(RECORDS FOR PROCESSING begins)
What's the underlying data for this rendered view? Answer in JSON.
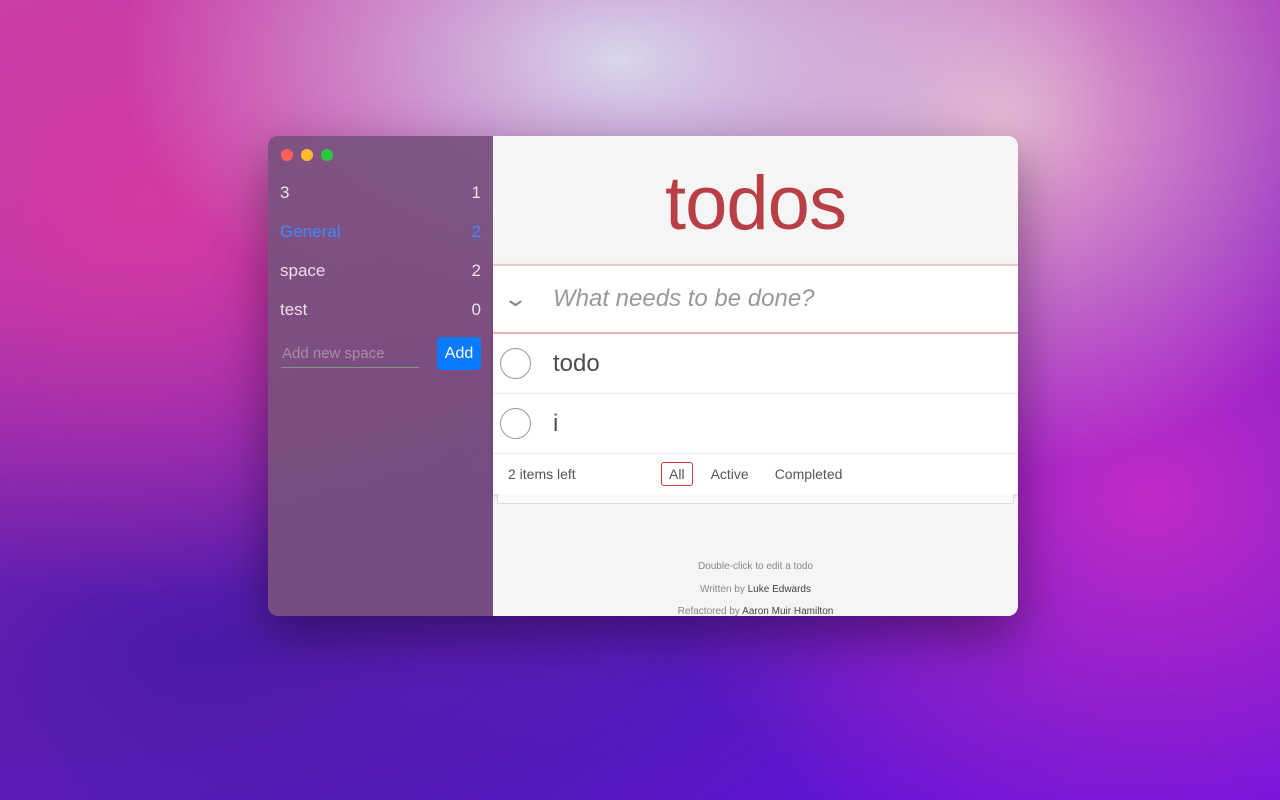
{
  "sidebar": {
    "spaces": [
      {
        "name": "3",
        "count": "1"
      },
      {
        "name": "General",
        "count": "2",
        "active": true
      },
      {
        "name": "space",
        "count": "2"
      },
      {
        "name": "test",
        "count": "0"
      }
    ],
    "add_placeholder": "Add new space",
    "add_label": "Add"
  },
  "colors": {
    "close": "#ff5f57",
    "minimize": "#febc2e",
    "zoom": "#28c840",
    "accent": "#0a7bff",
    "title": "#b83f45"
  },
  "main": {
    "title": "todos",
    "new_placeholder": "What needs to be done?",
    "todos": [
      {
        "text": "todo",
        "completed": false
      },
      {
        "text": "i",
        "completed": false
      }
    ],
    "items_left": "2 items left",
    "filters": [
      "All",
      "Active",
      "Completed"
    ],
    "selected_filter": "All"
  },
  "info": {
    "hint": "Double-click to edit a todo",
    "written_prefix": "Written by",
    "written_name": "Luke Edwards",
    "refactored_prefix": "Refactored by",
    "refactored_name": "Aaron Muir Hamilton"
  }
}
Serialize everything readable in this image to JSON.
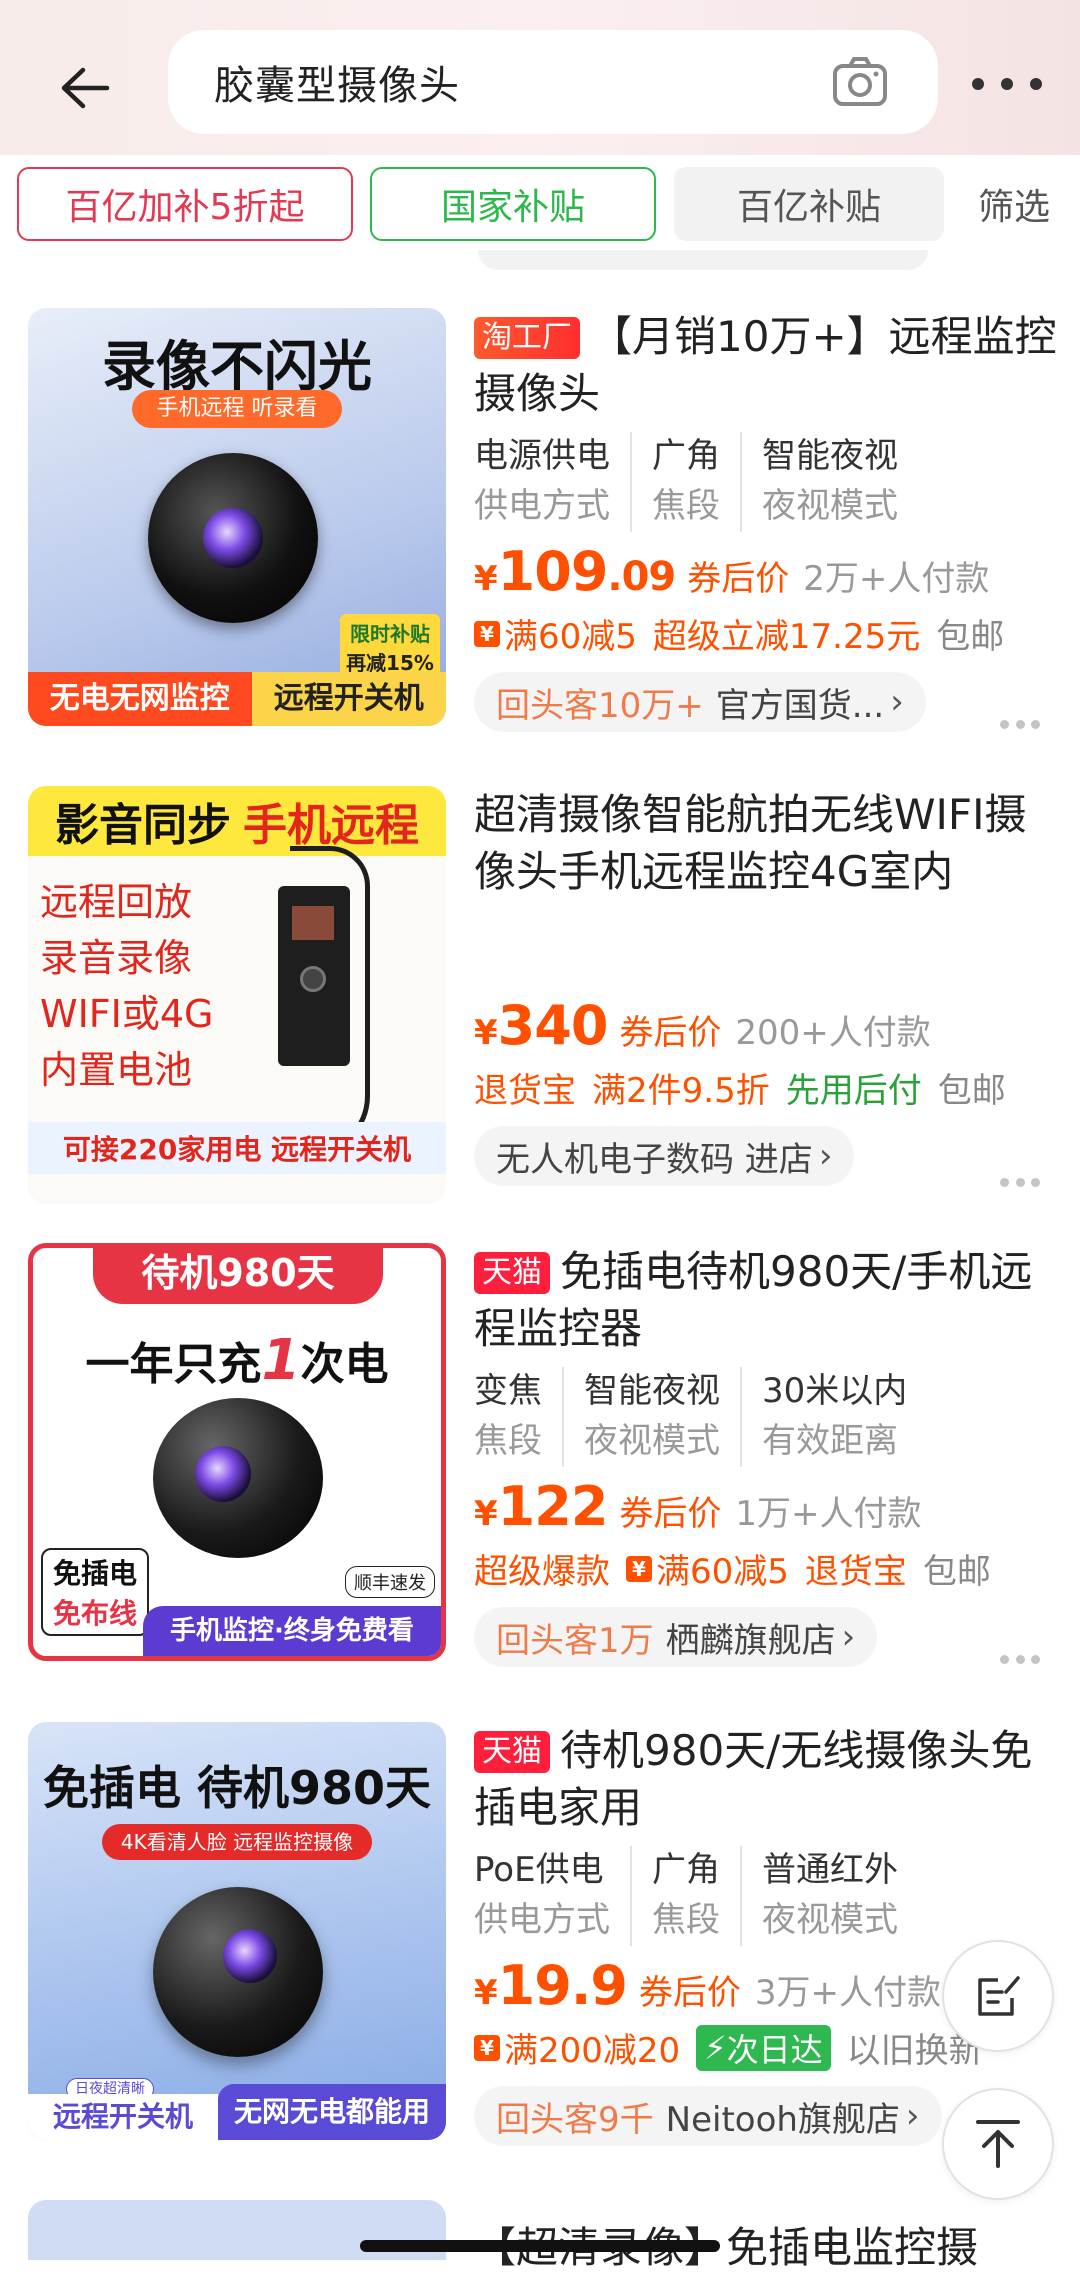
{
  "header": {
    "search_query": "胶囊型摄像头"
  },
  "filters": {
    "chips": [
      "百亿加补5折起",
      "国家补贴",
      "百亿补贴"
    ],
    "filter_label": "筛选"
  },
  "products": [
    {
      "badge": "淘工厂",
      "title": "【月销10万+】远程监控摄像头",
      "specs": [
        {
          "value": "电源供电",
          "label": "供电方式"
        },
        {
          "value": "广角",
          "label": "焦段"
        },
        {
          "value": "智能夜视",
          "label": "夜视模式"
        }
      ],
      "price_int": "109",
      "price_dec": ".09",
      "after_coupon": "券后价",
      "buyers": "2万+人付款",
      "promos": [
        "满60减5",
        "超级立减17.25元",
        "包邮"
      ],
      "shop_tag": "回头客10万+",
      "shop_name": "官方国货...",
      "thumb": {
        "headline": "录像不闪光",
        "pill": "手机远程 听录看",
        "tag1": "限时补贴",
        "tag2": "再减15%",
        "bottom_left": "无电无网监控",
        "bottom_right": "远程开关机"
      }
    },
    {
      "badge": "",
      "title": "超清摄像智能航拍无线WIFI摄像头手机远程监控4G室内",
      "price_int": "340",
      "price_dec": "",
      "after_coupon": "券后价",
      "buyers": "200+人付款",
      "promos": [
        "退货宝",
        "满2件9.5折",
        "先用后付",
        "包邮"
      ],
      "shop_tag": "",
      "shop_name": "无人机电子数码 进店",
      "thumb": {
        "headline_a": "影音同步",
        "headline_b": "手机远程",
        "lines": [
          "远程回放",
          "录音录像",
          "WIFI或4G",
          "内置电池"
        ],
        "bottom": "可接220家用电 远程开关机"
      }
    },
    {
      "badge": "天猫",
      "title": "免插电待机980天/手机远程监控器",
      "specs": [
        {
          "value": "变焦",
          "label": "焦段"
        },
        {
          "value": "智能夜视",
          "label": "夜视模式"
        },
        {
          "value": "30米以内",
          "label": "有效距离"
        }
      ],
      "price_int": "122",
      "price_dec": "",
      "after_coupon": "券后价",
      "buyers": "1万+人付款",
      "promos": [
        "超级爆款",
        "满60减5",
        "退货宝",
        "包邮"
      ],
      "shop_tag": "回头客1万",
      "shop_name": "栖麟旗舰店",
      "thumb": {
        "top": "待机980天",
        "headline_a": "一年只充",
        "headline_num": "1",
        "headline_b": "次电",
        "side_a": "免插电",
        "side_b": "免布线",
        "sf": "顺丰速发",
        "bottom": "手机监控·终身免费看"
      }
    },
    {
      "badge": "天猫",
      "title": "待机980天/无线摄像头免插电家用",
      "specs": [
        {
          "value": "PoE供电",
          "label": "供电方式"
        },
        {
          "value": "广角",
          "label": "焦段"
        },
        {
          "value": "普通红外",
          "label": "夜视模式"
        }
      ],
      "price_int": "19",
      "price_dec": ".9",
      "after_coupon": "券后价",
      "buyers": "3万+人付款",
      "promos": [
        "满200减20",
        "次日达",
        "以旧换新"
      ],
      "shop_tag": "回头客9千",
      "shop_name": "Neitooh旗舰店",
      "thumb": {
        "headline": "免插电 待机980天",
        "pill": "4K看清人脸 远程监控摄像",
        "small": "日夜超清晰",
        "bottom_left": "远程开关机",
        "bottom_right": "无网无电都能用"
      }
    }
  ],
  "partial_next": {
    "title": "【超清录像】免插电监控摄"
  },
  "colors": {
    "accent_orange": "#ff5000",
    "tmall_red": "#ff1f3d",
    "green": "#2db84d"
  },
  "icons": [
    "back-arrow-icon",
    "camera-icon",
    "more-icon",
    "feedback-icon",
    "back-to-top-icon"
  ]
}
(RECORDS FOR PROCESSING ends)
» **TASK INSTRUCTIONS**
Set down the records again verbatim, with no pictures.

» **RESPONSE TO THE EXERCISE**
What's the underlying data for this rendered view? Answer in JSON.
{
  "sidebar": {
    "spaces": [
      {
        "name": "3",
        "count": "1"
      },
      {
        "name": "General",
        "count": "2",
        "active": true
      },
      {
        "name": "space",
        "count": "2"
      },
      {
        "name": "test",
        "count": "0"
      }
    ],
    "add_placeholder": "Add new space",
    "add_label": "Add"
  },
  "colors": {
    "close": "#ff5f57",
    "minimize": "#febc2e",
    "zoom": "#28c840",
    "accent": "#0a7bff",
    "title": "#b83f45"
  },
  "main": {
    "title": "todos",
    "new_placeholder": "What needs to be done?",
    "todos": [
      {
        "text": "todo",
        "completed": false
      },
      {
        "text": "i",
        "completed": false
      }
    ],
    "items_left": "2 items left",
    "filters": [
      "All",
      "Active",
      "Completed"
    ],
    "selected_filter": "All"
  },
  "info": {
    "hint": "Double-click to edit a todo",
    "written_prefix": "Written by",
    "written_name": "Luke Edwards",
    "refactored_prefix": "Refactored by",
    "refactored_name": "Aaron Muir Hamilton"
  }
}
Serialize everything readable in this image to JSON.
{
  "header": {
    "search_query": "胶囊型摄像头"
  },
  "filters": {
    "chips": [
      "百亿加补5折起",
      "国家补贴",
      "百亿补贴"
    ],
    "filter_label": "筛选"
  },
  "products": [
    {
      "badge": "淘工厂",
      "title": "【月销10万+】远程监控摄像头",
      "specs": [
        {
          "value": "电源供电",
          "label": "供电方式"
        },
        {
          "value": "广角",
          "label": "焦段"
        },
        {
          "value": "智能夜视",
          "label": "夜视模式"
        }
      ],
      "price_int": "109",
      "price_dec": ".09",
      "after_coupon": "券后价",
      "buyers": "2万+人付款",
      "promos": [
        "满60减5",
        "超级立减17.25元",
        "包邮"
      ],
      "shop_tag": "回头客10万+",
      "shop_name": "官方国货...",
      "thumb": {
        "headline": "录像不闪光",
        "pill": "手机远程 听录看",
        "tag1": "限时补贴",
        "tag2": "再减15%",
        "bottom_left": "无电无网监控",
        "bottom_right": "远程开关机"
      }
    },
    {
      "badge": "",
      "title": "超清摄像智能航拍无线WIFI摄像头手机远程监控4G室内",
      "price_int": "340",
      "price_dec": "",
      "after_coupon": "券后价",
      "buyers": "200+人付款",
      "promos": [
        "退货宝",
        "满2件9.5折",
        "先用后付",
        "包邮"
      ],
      "shop_tag": "",
      "shop_name": "无人机电子数码 进店",
      "thumb": {
        "headline_a": "影音同步",
        "headline_b": "手机远程",
        "lines": [
          "远程回放",
          "录音录像",
          "WIFI或4G",
          "内置电池"
        ],
        "bottom": "可接220家用电 远程开关机"
      }
    },
    {
      "badge": "天猫",
      "title": "免插电待机980天/手机远程监控器",
      "specs": [
        {
          "value": "变焦",
          "label": "焦段"
        },
        {
          "value": "智能夜视",
          "label": "夜视模式"
        },
        {
          "value": "30米以内",
          "label": "有效距离"
        }
      ],
      "price_int": "122",
      "price_dec": "",
      "after_coupon": "券后价",
      "buyers": "1万+人付款",
      "promos": [
        "超级爆款",
        "满60减5",
        "退货宝",
        "包邮"
      ],
      "shop_tag": "回头客1万",
      "shop_name": "栖麟旗舰店",
      "thumb": {
        "top": "待机980天",
        "headline_a": "一年只充",
        "headline_num": "1",
        "headline_b": "次电",
        "side_a": "免插电",
        "side_b": "免布线",
        "sf": "顺丰速发",
        "bottom": "手机监控·终身免费看"
      }
    },
    {
      "badge": "天猫",
      "title": "待机980天/无线摄像头免插电家用",
      "specs": [
        {
          "value": "PoE供电",
          "label": "供电方式"
        },
        {
          "value": "广角",
          "label": "焦段"
        },
        {
          "value": "普通红外",
          "label": "夜视模式"
        }
      ],
      "price_int": "19",
      "price_dec": ".9",
      "after_coupon": "券后价",
      "buyers": "3万+人付款",
      "promos": [
        "满200减20",
        "次日达",
        "以旧换新"
      ],
      "shop_tag": "回头客9千",
      "shop_name": "Neitooh旗舰店",
      "thumb": {
        "headline": "免插电 待机980天",
        "pill": "4K看清人脸 远程监控摄像",
        "small": "日夜超清晰",
        "bottom_left": "远程开关机",
        "bottom_right": "无网无电都能用"
      }
    }
  ],
  "partial_next": {
    "title": "【超清录像】免插电监控摄"
  },
  "colors": {
    "accent_orange": "#ff5000",
    "tmall_red": "#ff1f3d",
    "green": "#2db84d"
  },
  "icons": [
    "back-arrow-icon",
    "camera-icon",
    "more-icon",
    "feedback-icon",
    "back-to-top-icon"
  ]
}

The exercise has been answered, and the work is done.